Stephen Harper found himself fighting battles on several fronts this week. First, there was the controversy surrounding the insurance policy which two senior Conservative operatives allegedly offered independent MP Chuck Cadman shortly before he died in 2005. Harper maintains that Cadman was offered "financial considerations" to help him pay election expenses, if Cadman's vote to defeat Paul Martin's Liberals forced Cadman to run in the next election. But whether Cadman was offered an insurance policy or money to pay election expenses is immaterial. The whole story doesn't pass the smell test. Cadman had been evicted from the Alliance Party, the original vehicle which Harper rode to the leadership of the new Conservative Party of Canada; and the new party had already chosen its candidate to run against Cadman. Why would the Conservatives offer financial support to their rival? The implication is that Harper, or envoys acting as his agents, were trying to buy Cadman's vote. When the Liberals had the gall to level that charge, the Prime Minister vowed that he would see them in court.
Then there was the leak of a memo from the Canadian consulate in Chicago, claiming that, while Barack Obama was threatening to reopen NAFTA, he really wasn't serious about it. The memo led to charges that Canada was interfering in the American Democratic primary. When ABC News released the story that Obama's apparent duplicity on NAFTA originated with Ian Brodie, Harper's Chief of Staff, Harper denied the claim -- until it was verified. Now, he says, he will investigate everyone connected to the leak. As James Travers noted in the Toronto Star, discretion is the soul of diplomacy; and, while the Harper government is not the first to throw discretion to the winds, the whole affair suggests diplomacy is not this government's strong suit.
And, two nights ago, Dan McTeague's private member's bill (which offered parents an annual $5000 tax break for each of their children who eventually attended institutions of higher learning) passed the house. The cost of the program was estimated at one billion dollars a year. Claiming that the government didn't have "money to throw around" the Conservatives vowed to kill the bill in the Senate -- a body they want to abolish. Having decreased the government's revenue stream by $10 to $12 billion a year after cutting the GST 2 percent, Mr Harper and his associates claim that the cupboard is bare. They know how to cut costs. But this government, led by a professional economist, doesn't know how to invest in the country's future.
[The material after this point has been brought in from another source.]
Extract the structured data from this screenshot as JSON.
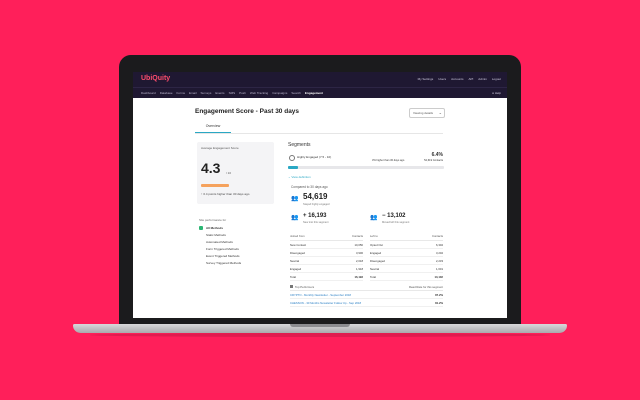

More and more, these folks are beginning to look like The Gang That Couldn't Shoot Straight. Despite their sound and fury, their wounds are self inflicted. A recent Canwest Global poll suggested that one in three Canadians believes Harper is lying when he claims that he knew nothing specific about the offer made to Cadman. Mr. Harper is someone who insists that everything the government does be routed through his office. It's hard to believe that he was unaware of what was going on behind the scenes with any of these files. However, knowledge and judgment are two different things. One does not necessarily proceed from the other. And trying to mask that fact with half truths merely calls attention to one's shortcomings.
The last Conservative Prime Minister of Canada developed a reputation for embroidering the truth. That reputation haunts Brian Mulroney to this day. As Lawrence Martin wrote this week in The Globe and Mail, "it's hard to give the government the benefit of the doubt. . . its credibility is suspect." Like Samson in Milton's poem, Mr. Harper could bring the whole edifice down around his ears.